Let’s Talk About Worship

By Brenda L. Thomas
Adjunct Faculty, College of Theology  

A man spreading his arms at the top of a mountain at sunset

To begin a discussion about worship, let’s look at the account of Jesus being tempted in the wilderness. (Stay with me; you’ll see where I’m headed.)

Before beginning His public earthly ministry, Jesus was led by the Holy Spirit into the wilderness for 40 days of fasting (Matthew 4; Mark 1; Luke 4). Scripture details three specific temptations by the devil that Jesus faced at that time. One of those temptations involved the devil offering Jesus all the kingdoms of the world if He would worship him.

Was the devil asking Jesus to sing a song to him?

The context, including Jesus’ response, helps us answer that question.

Looking at the Greek text from which English is translated, we see that the devil was not asking for Jesus to sing to him when he said, “If you will worship me, all of this will be yours” (my paraphrase).

The word for “worship” in Matthew 4 and Luke 4 connotes reverence, homage and obeisance as in prostrating one’s self and physically kissing the ground or one’s hand. This is different than what we see elsewhere in English translations of the New Testament when the words “music” and “singing” are used. In those usages, the Greek words from which they were translated are different than the Greek words that are translated as “worship” in other contexts.

Yet, despite this, we often read and hear the word “worship” today as if it could be used in place of “music” or “singing.”

While music and singing certainly can be ways of expressing one’s worship to God, care needs to be taken so that an improper understanding of worship is not unintentionally encouraged and facilitated. It is important to make sure to use proper terms so that Christians do not mistakenly think that music and singing is the sum total of worship or that worship begins when the music starts and ends when the music stops.

When Jesus responded to the devil’s temptation, He began with “It is written” and then proceeded to quote an exhortation from Deuteronomy (6:13; 10:20) to worship God only. What is interesting about those texts from which Jesus quoted is that “fear” is used for “worship” and the word “serve” appears in connection with this. Service and godly fear are part of worship as we see also in Romans 12:1 and Hebrews 12:28 where it is emphasized that believers are to worship God in ways acceptable to Him. As in Matthew and Luke, the use of “worship” in these other contexts is not a synonym for music or singing.

Perhaps upon reading the title of this blog post, you thought it was going to be about music.
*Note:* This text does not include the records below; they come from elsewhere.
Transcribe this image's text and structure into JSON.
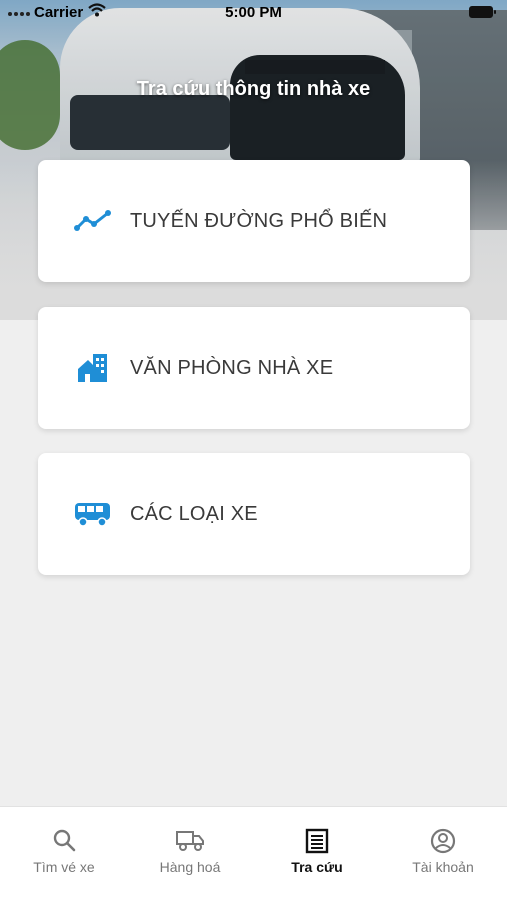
{
  "status_bar": {
    "carrier": "Carrier",
    "time": "5:00 PM"
  },
  "header": {
    "title": "Tra cứu thông tin nhà xe"
  },
  "menu": {
    "items": [
      {
        "label": "TUYẾN ĐƯỜNG PHỔ BIẾN",
        "icon": "route-trend-icon"
      },
      {
        "label": "VĂN PHÒNG NHÀ XE",
        "icon": "office-building-icon"
      },
      {
        "label": "CÁC LOẠI XE",
        "icon": "bus-icon"
      }
    ]
  },
  "tabbar": {
    "tabs": [
      {
        "label": "Tìm vé xe",
        "icon": "search-icon"
      },
      {
        "label": "Hàng hoá",
        "icon": "truck-icon"
      },
      {
        "label": "Tra cứu",
        "icon": "document-list-icon",
        "active": true
      },
      {
        "label": "Tài khoản",
        "icon": "user-circle-icon"
      }
    ]
  },
  "colors": {
    "accent": "#1f8ed6",
    "card_bg": "#ffffff",
    "page_bg": "#efefef",
    "tab_active": "#111111",
    "tab_inactive": "#777777"
  }
}
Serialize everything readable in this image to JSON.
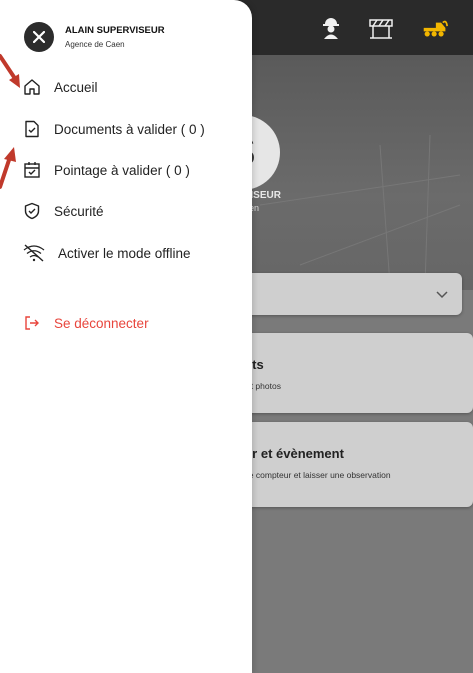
{
  "app": {
    "hero_initial": "S",
    "hero_name": "ERVISEUR",
    "hero_agency": "e Caen",
    "cards": [
      {
        "title": "ents",
        "desc": "ts et photos"
      },
      {
        "title": "eur et évènement",
        "desc": "er le compteur et laisser une observation"
      }
    ]
  },
  "drawer": {
    "user_name": "ALAIN SUPERVISEUR",
    "user_agency": "Agence de Caen",
    "menu": [
      {
        "label": "Accueil",
        "icon": "home-icon"
      },
      {
        "label": "Documents à valider ( 0 )",
        "icon": "document-check-icon"
      },
      {
        "label": "Pointage à valider ( 0 )",
        "icon": "calendar-check-icon"
      },
      {
        "label": "Sécurité",
        "icon": "shield-check-icon"
      },
      {
        "label": "Activer le mode offline",
        "icon": "wifi-off-icon"
      }
    ],
    "logout_label": "Se déconnecter"
  },
  "colors": {
    "logout": "#e8453c",
    "accent_yellow": "#f2b600",
    "annotation_arrow": "#c0392b"
  }
}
If so, that is understandable. The current nomenclature of contemporary Christianity often has the terms “music” and “worship” used synonymously. However, words have meaning and the meaning of words matters. Not all music expresses acceptable worship to God and not all acceptable worship of God is expressed through music.

Grand Canyon University’s College of Theology offers transformative theology degree programs. To learn more, visit our website or contact us using the Request More Information button at the top of the page.

More About Brenda Thomas:

Brenda Thomas has been an online adjunct faculty member at GCU since 2015. She has two Master of Arts degrees: one in biblical studies and the other in humanities. In addition to teaching, Brenda is a freelance writer of articles on topics pertaining to the Bible or history – and often both in the same article. She and her husband have been blessed with two children.

The views and opinions expressed in this article are those of the author’s and do not necessarily reflect the official policy or position of Grand Canyon University. Any sources cited were accurate as of the publish date.